■ **Work instruction**
Give back the lines below exactly, but do not include any pictures.

■ **Data**

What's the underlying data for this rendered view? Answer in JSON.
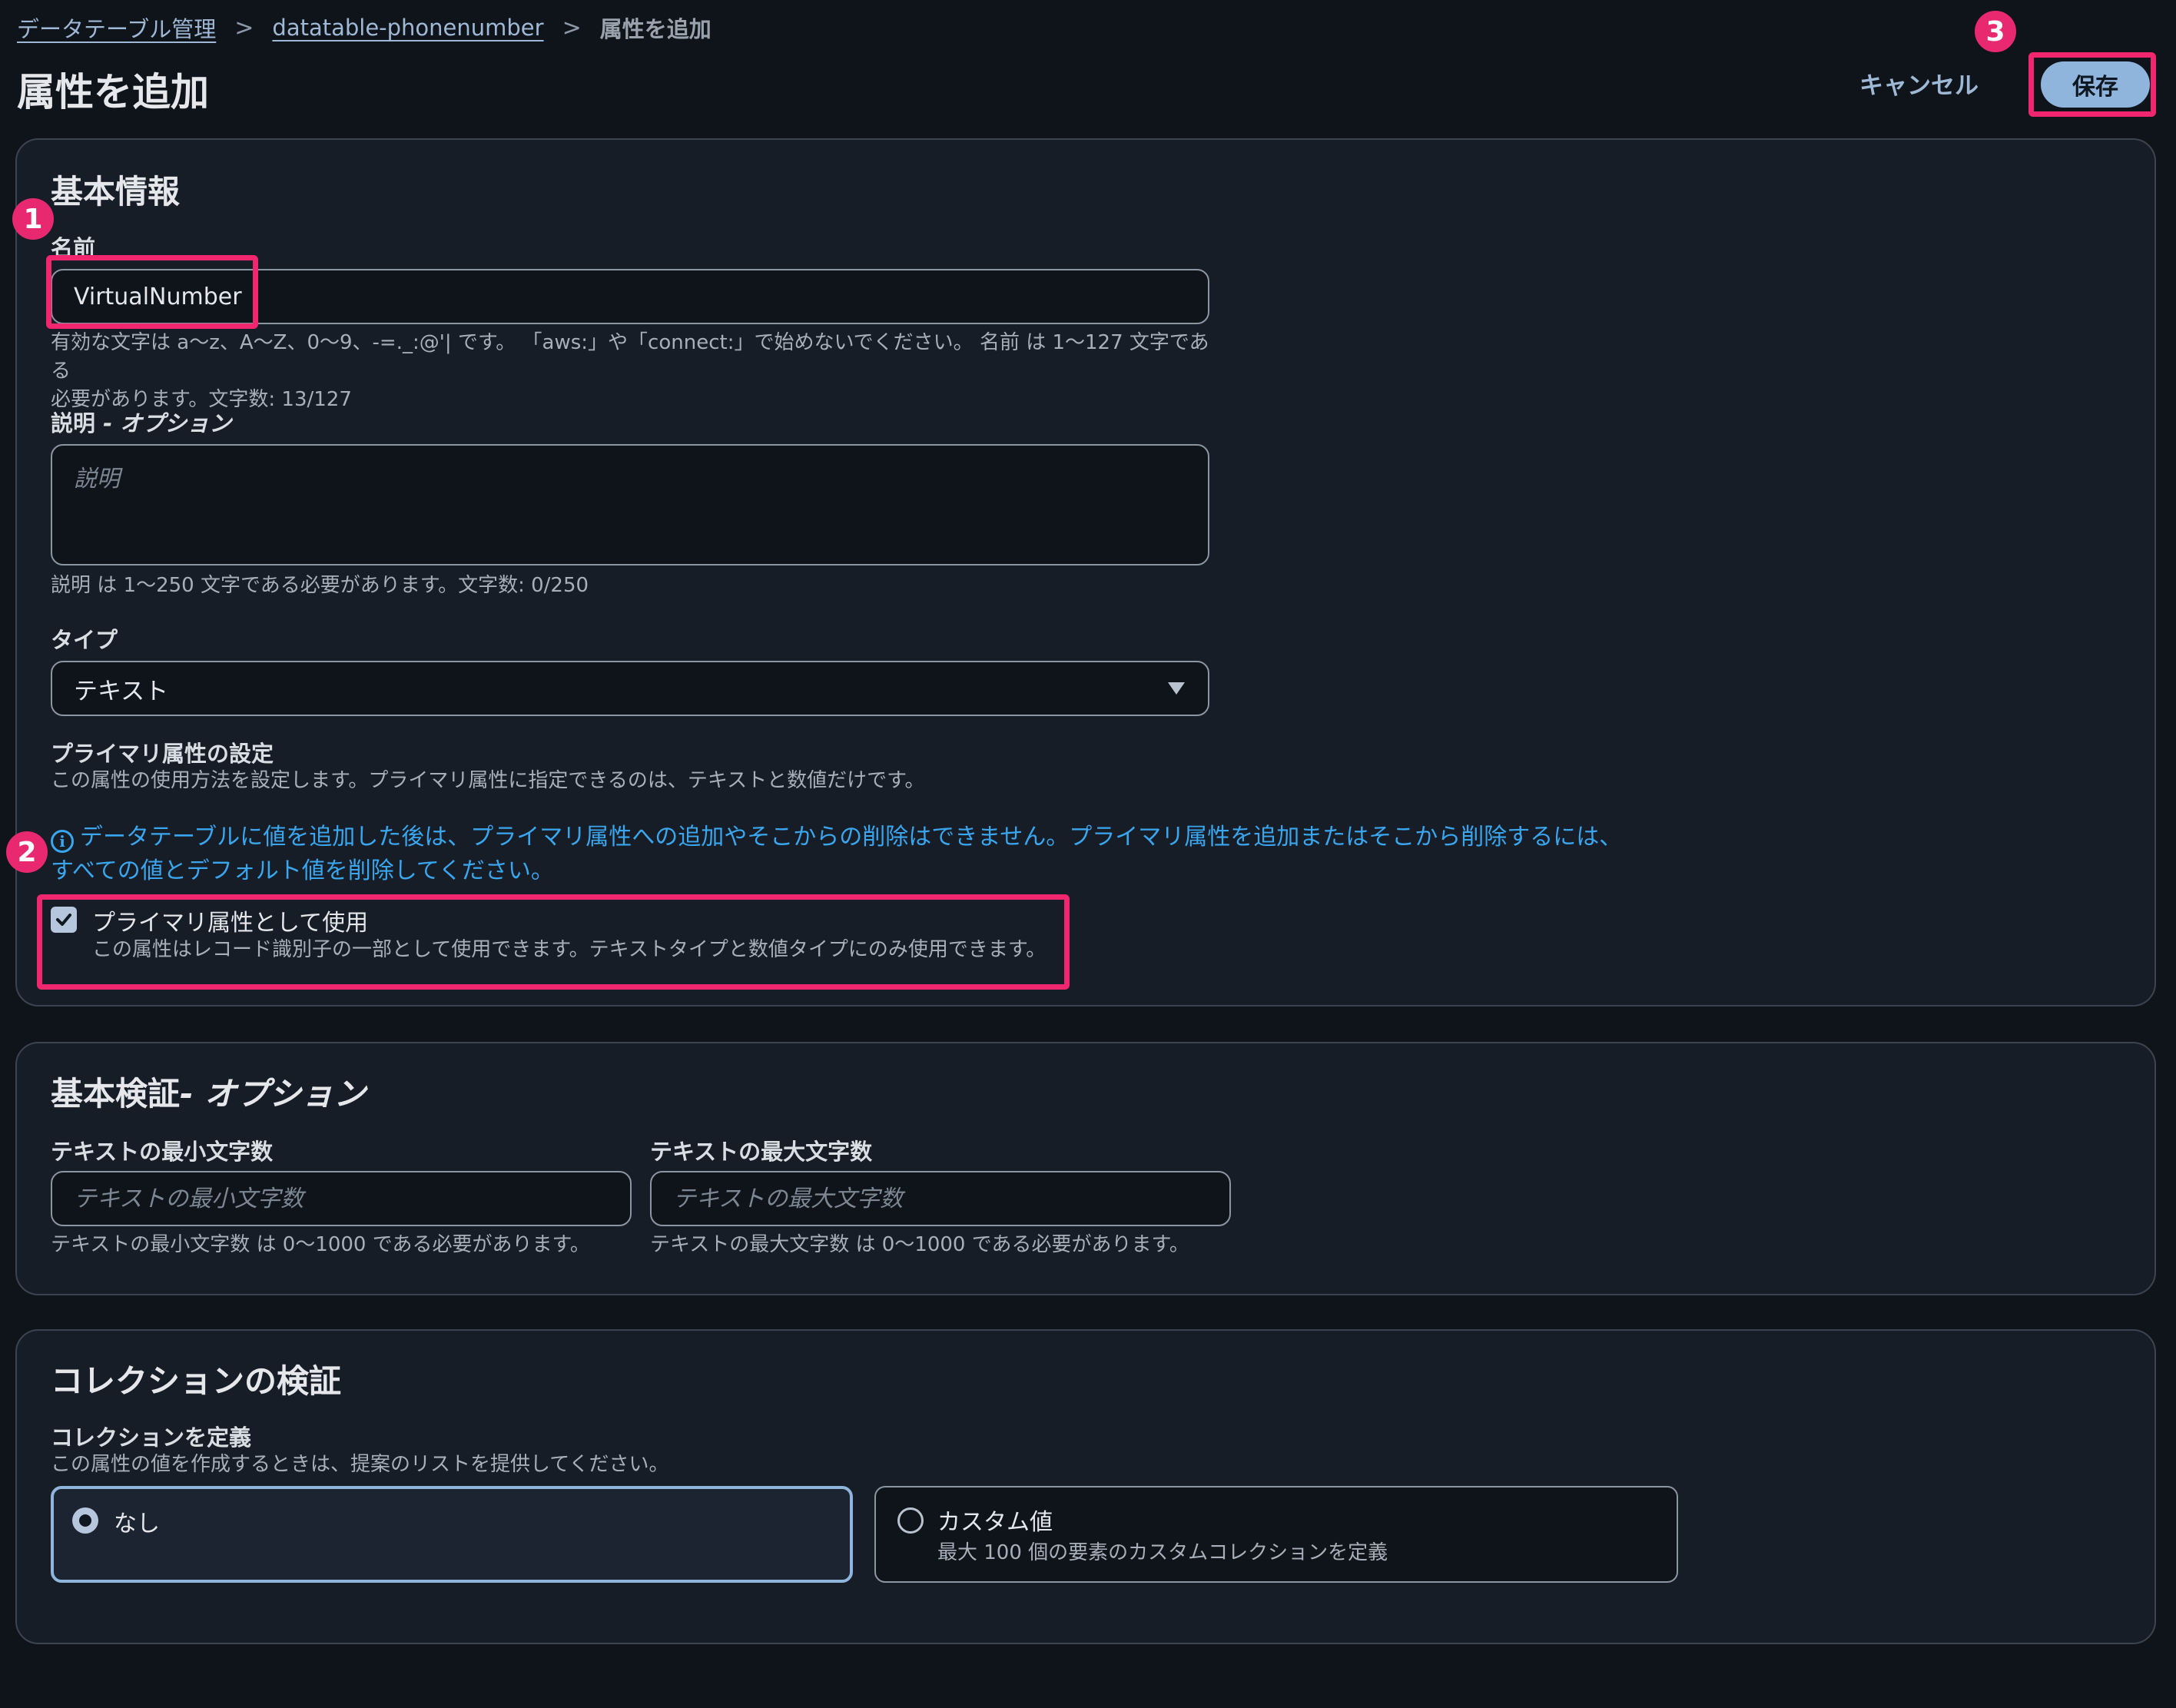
{
  "breadcrumb": {
    "items": [
      {
        "label": "データテーブル管理"
      },
      {
        "label": "datatable-phonenumber"
      },
      {
        "label": "属性を追加"
      }
    ],
    "separator": ">"
  },
  "page": {
    "title": "属性を追加",
    "cancel_label": "キャンセル",
    "save_label": "保存"
  },
  "annotations": {
    "badge1": "1",
    "badge2": "2",
    "badge3": "3",
    "color": "#f0266e"
  },
  "basic_info": {
    "heading": "基本情報",
    "name_label": "名前",
    "name_value": "VirtualNumber",
    "name_hint_1": "有効な文字は a〜z、A〜Z、0〜9、-=._:@'| です。 「aws:」や「connect:」で始めないでください。 名前 は 1〜127 文字である",
    "name_hint_2": "必要があります。文字数: 13/127",
    "description_label": "説明",
    "description_optional": "- オプション",
    "description_placeholder": "説明",
    "description_hint": "説明 は 1〜250 文字である必要があります。文字数: 0/250",
    "type_label": "タイプ",
    "type_value": "テキスト",
    "primary_heading": "プライマリ属性の設定",
    "primary_desc": "この属性の使用方法を設定します。プライマリ属性に指定できるのは、テキストと数値だけです。",
    "info_line1": "データテーブルに値を追加した後は、プライマリ属性への追加やそこからの削除はできません。プライマリ属性を追加またはそこから削除するには、",
    "info_line2": "すべての値とデフォルト値を削除してください。",
    "primary_checkbox_label": "プライマリ属性として使用",
    "primary_checkbox_checked": true,
    "primary_checkbox_desc": "この属性はレコード識別子の一部として使用できます。テキストタイプと数値タイプにのみ使用できます。"
  },
  "validation": {
    "heading": "基本検証",
    "heading_optional": "- オプション",
    "min_label": "テキストの最小文字数",
    "min_placeholder": "テキストの最小文字数",
    "min_hint": "テキストの最小文字数 は 0〜1000 である必要があります。",
    "max_label": "テキストの最大文字数",
    "max_placeholder": "テキストの最大文字数",
    "max_hint": "テキストの最大文字数 は 0〜1000 である必要があります。"
  },
  "collection": {
    "heading": "コレクションの検証",
    "define_label": "コレクションを定義",
    "define_desc": "この属性の値を作成するときは、提案のリストを提供してください。",
    "options": [
      {
        "label": "なし",
        "desc": "",
        "selected": true
      },
      {
        "label": "カスタム値",
        "desc": "最大 100 個の要素のカスタムコレクションを定義",
        "selected": false
      }
    ]
  },
  "colors": {
    "accent": "#8fb5dc",
    "info": "#3aa6ef",
    "highlight": "#f0266e",
    "background": "#0f141a",
    "panel": "#161d26"
  }
}
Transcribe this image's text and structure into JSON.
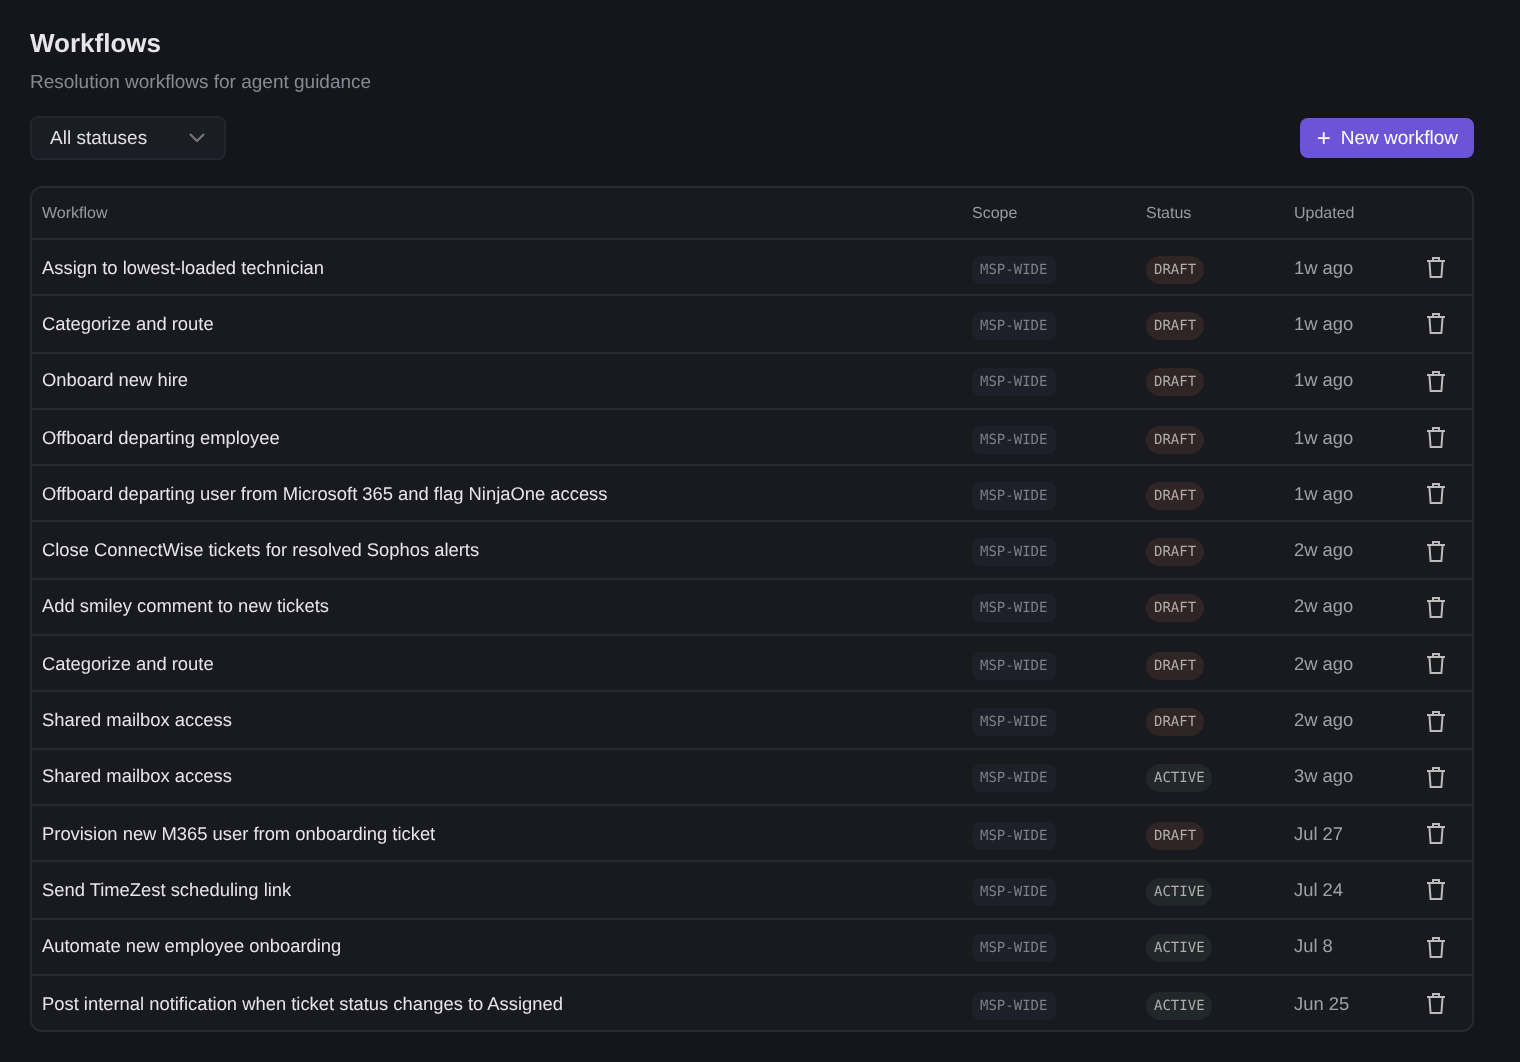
{
  "header": {
    "title": "Workflows",
    "subtitle": "Resolution workflows for agent guidance"
  },
  "filter": {
    "value": "All statuses"
  },
  "new_button": {
    "label": "New workflow",
    "icon": "+"
  },
  "table": {
    "columns": [
      "Workflow",
      "Scope",
      "Status",
      "Updated"
    ],
    "rows": [
      {
        "workflow": "Assign to lowest-loaded technician",
        "scope": "MSP-WIDE",
        "status": "DRAFT",
        "color": "#2e2524",
        "updated": "1w ago"
      },
      {
        "workflow": "Categorize and route",
        "scope": "MSP-WIDE",
        "status": "DRAFT",
        "color": "#2e2524",
        "updated": "1w ago"
      },
      {
        "workflow": "Onboard new hire",
        "scope": "MSP-WIDE",
        "status": "DRAFT",
        "color": "#2e2524",
        "updated": "1w ago"
      },
      {
        "workflow": "Offboard departing employee",
        "scope": "MSP-WIDE",
        "status": "DRAFT",
        "color": "#2e2524",
        "updated": "1w ago"
      },
      {
        "workflow": "Offboard departing user from Microsoft 365 and flag NinjaOne access",
        "scope": "MSP-WIDE",
        "status": "DRAFT",
        "color": "#2e2524",
        "updated": "1w ago"
      },
      {
        "workflow": "Close ConnectWise tickets for resolved Sophos alerts",
        "scope": "MSP-WIDE",
        "status": "DRAFT",
        "color": "#2e2524",
        "updated": "2w ago"
      },
      {
        "workflow": "Add smiley comment to new tickets",
        "scope": "MSP-WIDE",
        "status": "DRAFT",
        "color": "#2e2524",
        "updated": "2w ago"
      },
      {
        "workflow": "Categorize and route",
        "scope": "MSP-WIDE",
        "status": "DRAFT",
        "color": "#2e2524",
        "updated": "2w ago"
      },
      {
        "workflow": "Shared mailbox access",
        "scope": "MSP-WIDE",
        "status": "DRAFT",
        "color": "#2e2524",
        "updated": "2w ago"
      },
      {
        "workflow": "Shared mailbox access",
        "scope": "MSP-WIDE",
        "status": "ACTIVE",
        "color": "#22272a",
        "updated": "3w ago"
      },
      {
        "workflow": "Provision new M365 user from onboarding ticket",
        "scope": "MSP-WIDE",
        "status": "DRAFT",
        "color": "#2e2524",
        "updated": "Jul 27"
      },
      {
        "workflow": "Send TimeZest scheduling link",
        "scope": "MSP-WIDE",
        "status": "ACTIVE",
        "color": "#22272a",
        "updated": "Jul 24"
      },
      {
        "workflow": "Automate new employee onboarding",
        "scope": "MSP-WIDE",
        "status": "ACTIVE",
        "color": "#22272a",
        "updated": "Jul 8"
      },
      {
        "workflow": "Post internal notification when ticket status changes to Assigned",
        "scope": "MSP-WIDE",
        "status": "ACTIVE",
        "color": "#22272a",
        "updated": "Jun 25"
      }
    ]
  }
}
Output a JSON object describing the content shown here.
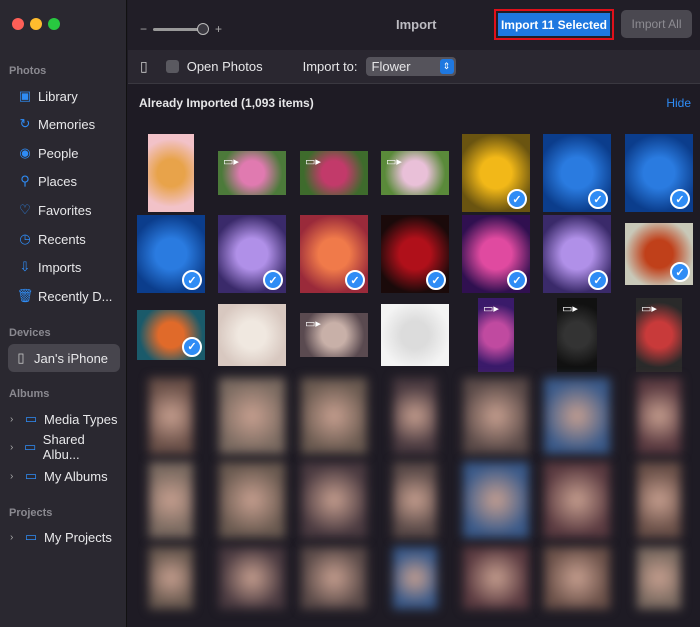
{
  "sidebar": {
    "sections": {
      "photos": "Photos",
      "devices": "Devices",
      "albums": "Albums",
      "projects": "Projects"
    },
    "photos": [
      {
        "label": "Library",
        "icon": "library-icon"
      },
      {
        "label": "Memories",
        "icon": "memories-icon"
      },
      {
        "label": "People",
        "icon": "people-icon"
      },
      {
        "label": "Places",
        "icon": "places-icon"
      },
      {
        "label": "Favorites",
        "icon": "heart-icon"
      },
      {
        "label": "Recents",
        "icon": "clock-icon"
      },
      {
        "label": "Imports",
        "icon": "imports-icon"
      },
      {
        "label": "Recently D...",
        "icon": "trash-icon"
      }
    ],
    "device": "Jan's iPhone",
    "albums": [
      "Media Types",
      "Shared Albu...",
      "My Albums"
    ],
    "projects": [
      "My Projects"
    ]
  },
  "toolbar": {
    "title": "Import",
    "import_selected": "Import 11 Selected",
    "import_all": "Import All",
    "zoom_minus": "−",
    "zoom_plus": "+"
  },
  "options": {
    "open_photos": "Open Photos",
    "import_to_label": "Import to:",
    "import_to_value": "Flower"
  },
  "section": {
    "title": "Already Imported (1,093 items)",
    "hide": "Hide"
  },
  "colors": {
    "accent": "#2f8cf5",
    "highlight": "#e0101a"
  }
}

■ **Answer area**
What's the underlying data for this rendered view? Answer in JSON.
{
  "breadcrumb": {
    "items": [
      {
        "label": "データテーブル管理"
      },
      {
        "label": "datatable-phonenumber"
      },
      {
        "label": "属性を追加"
      }
    ],
    "separator": ">"
  },
  "page": {
    "title": "属性を追加",
    "cancel_label": "キャンセル",
    "save_label": "保存"
  },
  "annotations": {
    "badge1": "1",
    "badge2": "2",
    "badge3": "3",
    "color": "#f0266e"
  },
  "basic_info": {
    "heading": "基本情報",
    "name_label": "名前",
    "name_value": "VirtualNumber",
    "name_hint_1": "有効な文字は a〜z、A〜Z、0〜9、-=._:@'| です。 「aws:」や「connect:」で始めないでください。 名前 は 1〜127 文字である",
    "name_hint_2": "必要があります。文字数: 13/127",
    "description_label": "説明",
    "description_optional": "- オプション",
    "description_placeholder": "説明",
    "description_hint": "説明 は 1〜250 文字である必要があります。文字数: 0/250",
    "type_label": "タイプ",
    "type_value": "テキスト",
    "primary_heading": "プライマリ属性の設定",
    "primary_desc": "この属性の使用方法を設定します。プライマリ属性に指定できるのは、テキストと数値だけです。",
    "info_line1": "データテーブルに値を追加した後は、プライマリ属性への追加やそこからの削除はできません。プライマリ属性を追加またはそこから削除するには、",
    "info_line2": "すべての値とデフォルト値を削除してください。",
    "primary_checkbox_label": "プライマリ属性として使用",
    "primary_checkbox_checked": true,
    "primary_checkbox_desc": "この属性はレコード識別子の一部として使用できます。テキストタイプと数値タイプにのみ使用できます。"
  },
  "validation": {
    "heading": "基本検証",
    "heading_optional": "- オプション",
    "min_label": "テキストの最小文字数",
    "min_placeholder": "テキストの最小文字数",
    "min_hint": "テキストの最小文字数 は 0〜1000 である必要があります。",
    "max_label": "テキストの最大文字数",
    "max_placeholder": "テキストの最大文字数",
    "max_hint": "テキストの最大文字数 は 0〜1000 である必要があります。"
  },
  "collection": {
    "heading": "コレクションの検証",
    "define_label": "コレクションを定義",
    "define_desc": "この属性の値を作成するときは、提案のリストを提供してください。",
    "options": [
      {
        "label": "なし",
        "desc": "",
        "selected": true
      },
      {
        "label": "カスタム値",
        "desc": "最大 100 個の要素のカスタムコレクションを定義",
        "selected": false
      }
    ]
  },
  "colors": {
    "accent": "#8fb5dc",
    "info": "#3aa6ef",
    "highlight": "#f0266e",
    "background": "#0f141a",
    "panel": "#161d26"
  }
}
Transcribe this image's text and structure into JSON.
{
  "header": {
    "title": "Workflows",
    "subtitle": "Resolution workflows for agent guidance"
  },
  "filter": {
    "value": "All statuses"
  },
  "new_button": {
    "label": "New workflow",
    "icon": "+"
  },
  "table": {
    "columns": [
      "Workflow",
      "Scope",
      "Status",
      "Updated"
    ],
    "rows": [
      {
        "workflow": "Assign to lowest-loaded technician",
        "scope": "MSP-WIDE",
        "status": "DRAFT",
        "color": "#2e2524",
        "updated": "1w ago"
      },
      {
        "workflow": "Categorize and route",
        "scope": "MSP-WIDE",
        "status": "DRAFT",
        "color": "#2e2524",
        "updated": "1w ago"
      },
      {
        "workflow": "Onboard new hire",
        "scope": "MSP-WIDE",
        "status": "DRAFT",
        "color": "#2e2524",
        "updated": "1w ago"
      },
      {
        "workflow": "Offboard departing employee",
        "scope": "MSP-WIDE",
        "status": "DRAFT",
        "color": "#2e2524",
        "updated": "1w ago"
      },
      {
        "workflow": "Offboard departing user from Microsoft 365 and flag NinjaOne access",
        "scope": "MSP-WIDE",
        "status": "DRAFT",
        "color": "#2e2524",
        "updated": "1w ago"
      },
      {
        "workflow": "Close ConnectWise tickets for resolved Sophos alerts",
        "scope": "MSP-WIDE",
        "status": "DRAFT",
        "color": "#2e2524",
        "updated": "2w ago"
      },
      {
        "workflow": "Add smiley comment to new tickets",
        "scope": "MSP-WIDE",
        "status": "DRAFT",
        "color": "#2e2524",
        "updated": "2w ago"
      },
      {
        "workflow": "Categorize and route",
        "scope": "MSP-WIDE",
        "status": "DRAFT",
        "color": "#2e2524",
        "updated": "2w ago"
      },
      {
        "workflow": "Shared mailbox access",
        "scope": "MSP-WIDE",
        "status": "DRAFT",
        "color": "#2e2524",
        "updated": "2w ago"
      },
      {
        "workflow": "Shared mailbox access",
        "scope": "MSP-WIDE",
        "status": "ACTIVE",
        "color": "#22272a",
        "updated": "3w ago"
      },
      {
        "workflow": "Provision new M365 user from onboarding ticket",
        "scope": "MSP-WIDE",
        "status": "DRAFT",
        "color": "#2e2524",
        "updated": "Jul 27"
      },
      {
        "workflow": "Send TimeZest scheduling link",
        "scope": "MSP-WIDE",
        "status": "ACTIVE",
        "color": "#22272a",
        "updated": "Jul 24"
      },
      {
        "workflow": "Automate new employee onboarding",
        "scope": "MSP-WIDE",
        "status": "ACTIVE",
        "color": "#22272a",
        "updated": "Jul 8"
      },
      {
        "workflow": "Post internal notification when ticket status changes to Assigned",
        "scope": "MSP-WIDE",
        "status": "ACTIVE",
        "color": "#22272a",
        "updated": "Jun 25"
      }
    ]
  }
}
Output a JSON object describing the content shown here.
{
  "sidebar": {
    "sections": {
      "photos": "Photos",
      "devices": "Devices",
      "albums": "Albums",
      "projects": "Projects"
    },
    "photos": [
      {
        "label": "Library",
        "icon": "library-icon"
      },
      {
        "label": "Memories",
        "icon": "memories-icon"
      },
      {
        "label": "People",
        "icon": "people-icon"
      },
      {
        "label": "Places",
        "icon": "places-icon"
      },
      {
        "label": "Favorites",
        "icon": "heart-icon"
      },
      {
        "label": "Recents",
        "icon": "clock-icon"
      },
      {
        "label": "Imports",
        "icon": "imports-icon"
      },
      {
        "label": "Recently D...",
        "icon": "trash-icon"
      }
    ],
    "device": "Jan's iPhone",
    "albums": [
      "Media Types",
      "Shared Albu...",
      "My Albums"
    ],
    "projects": [
      "My Projects"
    ]
  },
  "toolbar": {
    "title": "Import",
    "import_selected": "Import 11 Selected",
    "import_all": "Import All",
    "zoom_minus": "−",
    "zoom_plus": "+"
  },
  "options": {
    "open_photos": "Open Photos",
    "import_to_label": "Import to:",
    "import_to_value": "Flower"
  },
  "section": {
    "title": "Already Imported (1,093 items)",
    "hide": "Hide"
  },
  "colors": {
    "accent": "#2f8cf5",
    "highlight": "#e0101a"
  }
}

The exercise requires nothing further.